Based on our research, effective wealth generator may differ in personality or work experience, but the one common trait that they possess is being a change agent. Every generation faces different economic or business challenges and has a different set of family members with their distinct interests plus dynamics. Therefore, change is critical in every generation in order for the family to “keep up with the times” and be reinvigorated.

Beyond that, it is important for family members to remain united in their goals and support the wealth generator. The family leader who helps the family group maintain its unity needs diplomacy and good political skills. It may be that the wealth generator is not equipped to accomplish that. This is why often times, there are 3 key groups within the family that need to be developed in order to create longevity within the family enterprise.

The roles need to be cultivated include:

  • A few wealth generators who can develop and implement strategies for regenerating wealth in every generation;
  • Some family leaders will maintain unity within the family in support of the wealth generators; and
  • Generally, capable owners who understand what the leaders are trying to accomplish and are willing to buy-in to the approach and make sacrifices when necessary

Having this base of capable, educated owners is extremely important. It builds the foundation of stability for family enterprises to be able to keep its assets together and grow them effectively. In the example of John Elkann of the Agnelli Family, he became the family business leader at the young age of 28 when his great-uncle Umberto Agnelli passed away. The family’s key business holding Fiat Motor Company was in trouble at the time. Umberto was the chairman of Fiat at the time of his death. The non-family CEO of Fiat—Mr. Marchio—used this opportunity when both the Agnelli family leadership is weak and the company is weak, to pressure the family to make him both the Chairman and CEO of Fiat. Up to that point, the family has always had a family member at the helm of Fiat to guide it. Mr. Marchio is trying to strong arm the family into breaking with this tradition. He threatened that if the family did not give him the duo CEO-Chairman roles, he would quit. If the family agreed to it, the result would have been that the family’s influence in Fiat would decrease over time.
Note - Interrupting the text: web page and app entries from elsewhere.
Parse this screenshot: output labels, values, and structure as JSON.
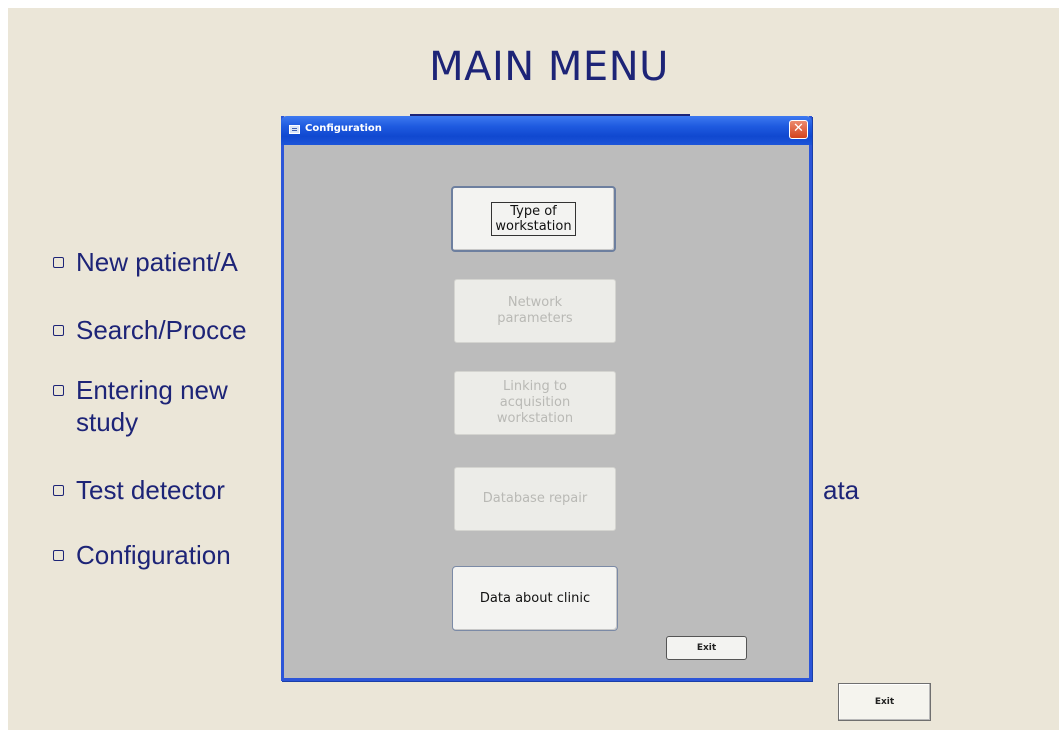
{
  "main": {
    "title": "MAIN MENU",
    "items": [
      {
        "label": "New patient/A"
      },
      {
        "label": "Search/Procce"
      },
      {
        "label": "Entering new",
        "label_line2": "study"
      },
      {
        "label": "Test detector",
        "trailing": "ata"
      },
      {
        "label": "Configuration"
      }
    ],
    "exit_label": "Exit"
  },
  "dialog": {
    "title": "Configuration",
    "close_glyph": "✕",
    "buttons": {
      "type_workstation_line1": "Type of",
      "type_workstation_line2": "workstation",
      "network_line1": "Network",
      "network_line2": "parameters",
      "linking_line1": "Linking to",
      "linking_line2": "acquisition",
      "linking_line3": "workstation",
      "db_repair": "Database repair",
      "clinic": "Data about clinic",
      "exit": "Exit"
    }
  },
  "colors": {
    "background": "#ebe6d8",
    "text_navy": "#1d2477",
    "dialog_border": "#2c55d8",
    "dialog_body": "#bcbcbc"
  },
  "icons": {
    "window_icon": "window-icon",
    "close_icon": "close-icon",
    "bullet_icon": "checkbox-bullet-icon"
  }
}
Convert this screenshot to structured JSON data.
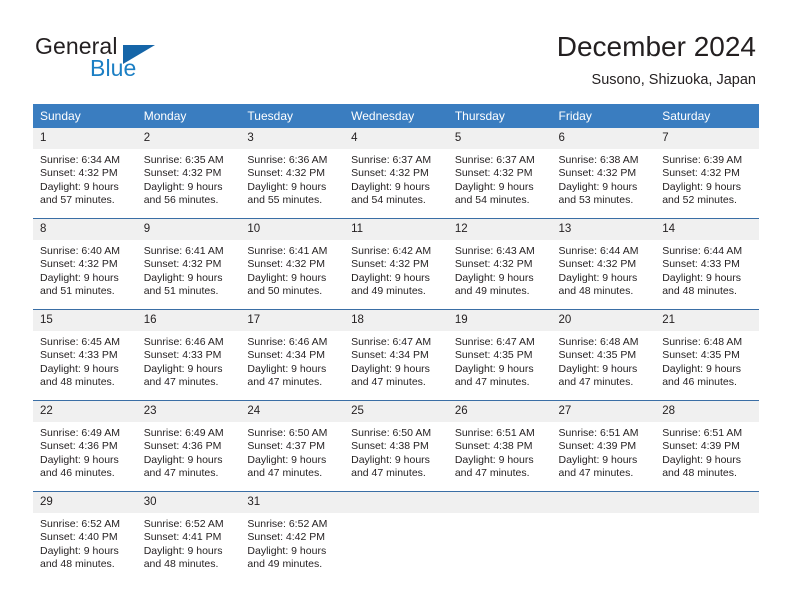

John Elkann, the untested young family leader decided to he would like to replace Mr. Marcio with Mr. Marchionne who had been a long time employee of the family enterprise in another part of the business empire. But in order to make this bold move without hurting family unity, he called a family meeting, which gathered together the 100+ family owners, to ask for their input. The enlightened family recognized that despite Mr. Elkann’s age and inexperience as the family business leader, they have confidence in him and in the belief that a family member needs to lead the family’s business interests. With the family’s backing, Mr. Elkann let Mr. Marchio go and installed Mr. Marchionne as the CEO of Fiat. This turned out to be a very successful move. Mr. Marchionne since then helped turn around Fiat and expand the company into the US by buying Chrysler.

This example shows that a business savvy wealth generator is needed. But equally as important, the family enterprise need enlightened family owners who are educated in the nature of family enterprises to be able to back the wealth generator during key turning points when risky decisions need to be made.

John Davis, CFEG
Founder and Chairman, Cambridge Family Enterprise Group; Senior Lecturer and Faculty Director, Family Enterprise Programs, MIT Sloan School of Management

John A. Davis is a globally recognized pioneer and authority on family enterprise, family wealth, and the family office. He is a researcher, educator, author, architect of the field’s most impactful conceptual frameworks, and advisor to leading families around the world. He leads the family enterprise programs at MIT Sloan. To follow his writing and speaking, visit and twitter @ProfJohnDavis.

Florence C. Tsai 

Former Partner and Senior Advisor ; Cambridge Family Enterprise Group